Purple symbolizes royalty, nobility and imperialism. The dye costs for purple were very expensive and hence, only royalty and wealthy rulers could afford it. Another consequence of this is that purple also came to represent spirituality and holiness, because the ancient emperors, kings and queens that wore the colour were often considered to be gods or descendants of the gods.

The primary association of the colour blue for most of recorded history was with Truth - a meaning that leaves a remnant in our language in the phrase "true blue." This was because blue is the colour of a calm and clear sky, and it is calm reflection that leads to Truth. Colours were so powerful in traditional cultures that red objects were believed to convey health through their color alone.

In a wide range of cultures, the colour white symbolizes purity and innocence, and white robes and garments are worn to convey spiritual and/or sexual purity. It isn't surprising that white became associated with purity, as even the smallest drop of dye, or a smudge of dirt, destroys the colour.

For obvious reasons, the colour green represents nature and the environment; more abstractly, it symbolizes wisdom. The Egyptians believed that a god named Thoth led the souls of the dead to "a green hill of everlasting life and eternal wisdom." Later, the Romans based their god Mercury on Thoth, and the planet Mercury was in turn based on the god. Aside from its association with wisdom, there's a flip-side to green. Green in its degraded sense gives us 'the green-eyed monster jealousy,' which is the direct opposite of celestial wisdom, for jealousy is always due to the intrusion of the desires of the self, while celestial wisdom wishes to give rather than to receive.

It isn't surprising that yellow symbolizes happiness, warmth and sunshine in most cultures; these are characteristics of the yellow sun and its effects.
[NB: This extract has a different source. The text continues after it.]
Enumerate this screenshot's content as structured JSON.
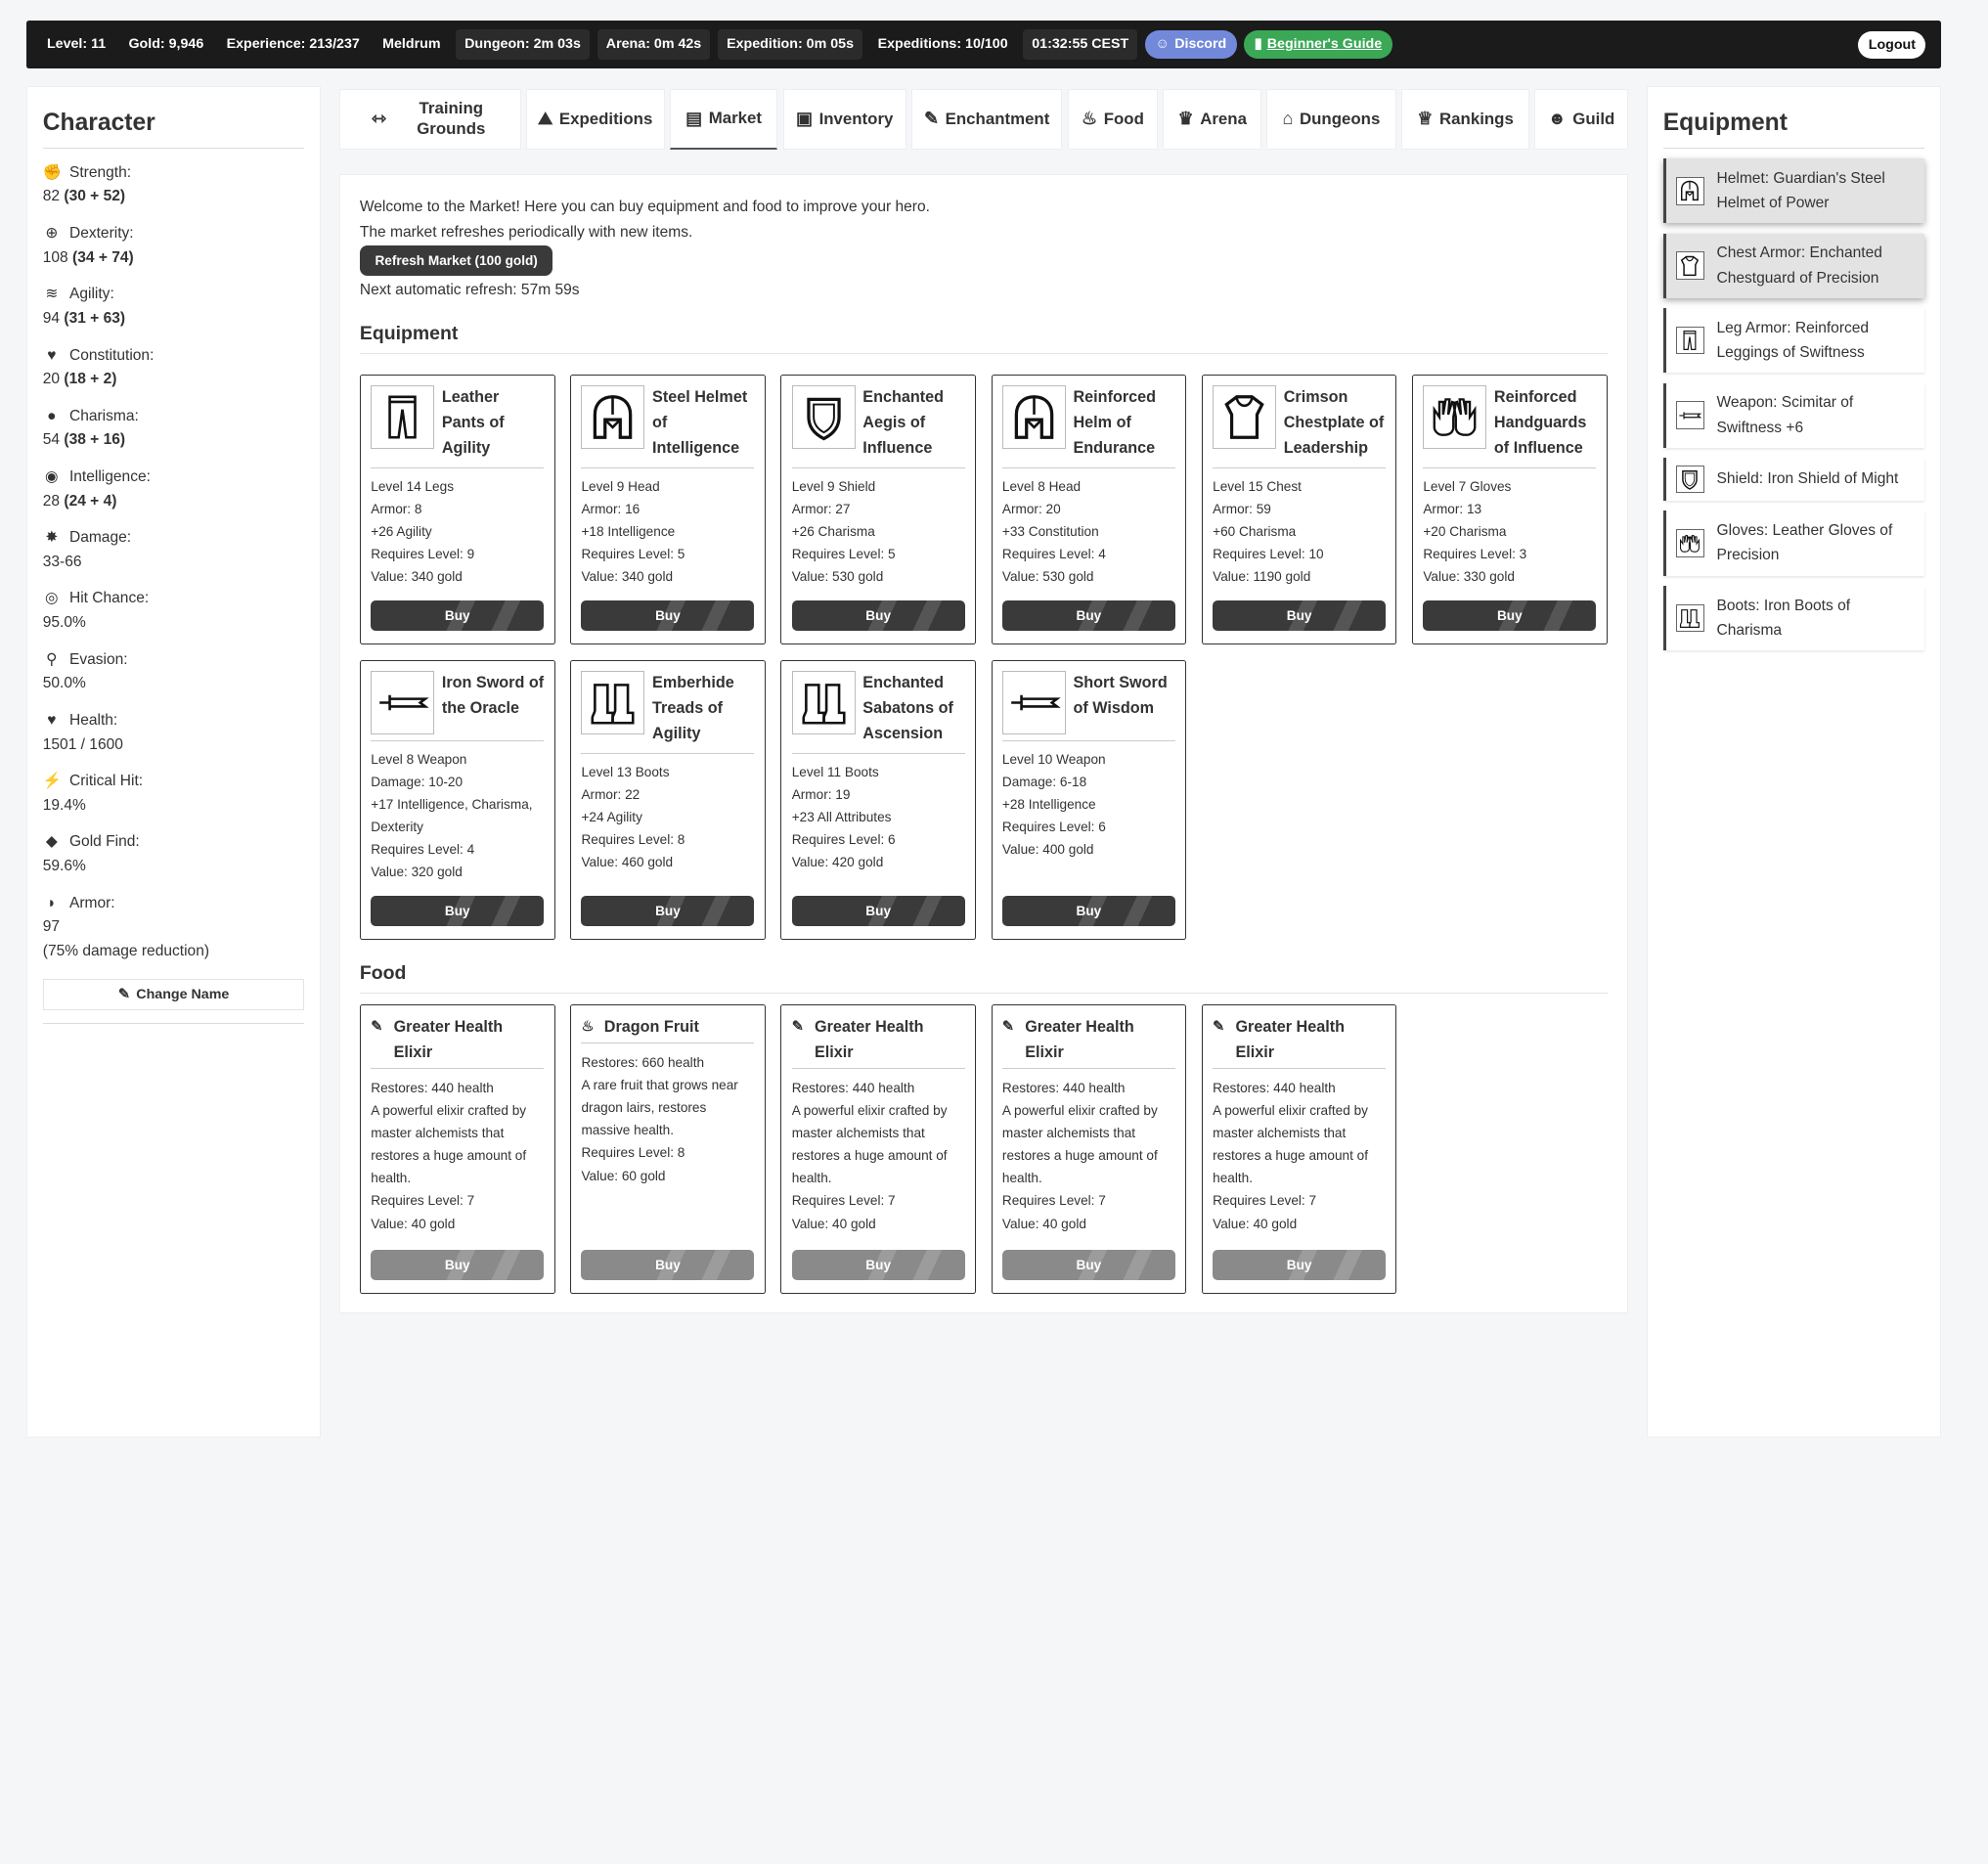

In ancient cultures where a god or gods were associated with the sun, such as Egypt and China, yellow was the highest and noblest of colors and thus, the color of religious figures and royals - who were thought to be descendants of the gods. As we said before, all colours have a flip-side - a degraded meaning that traditionally opposed the positive one. Along with warmth and happiness, then, yellow also represents cowardliness and deceit.

Orange was not regarded by ancient Western civilizations as a primary colour. Depending on the hue, the colour fell in either the red or the yellow category. For this reason, orange is not imbued with a strong symbolic meaning of its own. In recent history though, orange has come to denote a warning, and is used for high visibility clothing and safety equipment such as traffic cones. This association is a practical one. Orange contrasts most strongly with the colour blue and therefore is highly visible against a clear sky.

One mystery scientists have uncovered is that colour names always seem to appear in a specific order of importance across cultures — black, white, red, green, yellow and blue. Sir Isaac Newton divided the colour spectrum into seven named colours: red, orange, yellow, green, blue, indigo, and violet. He chose seven colours out of a belief, derived from the ancient Greek sophists, that there was a connection between the colors, the musical notes, the known objects in the solar system, and the days of the week.

It is interesting to note that the sun is actually white ... not yellow. The reason being, the Earth’s atmosphere scatters light in the blue and violet wavelength range, so the remaining wavelengths of light appear yellow. By the way ... the colour pink shouldn't even exist. It's kind of a negative green. However, Scientific American’s Michael Moyer delved into optical science and noted that, given the complicated process of photons and neurons interacting with our cones and brains, all colours could be considered a trick of the mind. He finished with: “Pink is real – or it is not – but it is just as real or not-real as red, orange, yellow, green, blue, indigo and violet.”

But for this, it's a whole 'nother story ...

Just a thought ...

~Justin Taylor, ORDM., OCP., DM.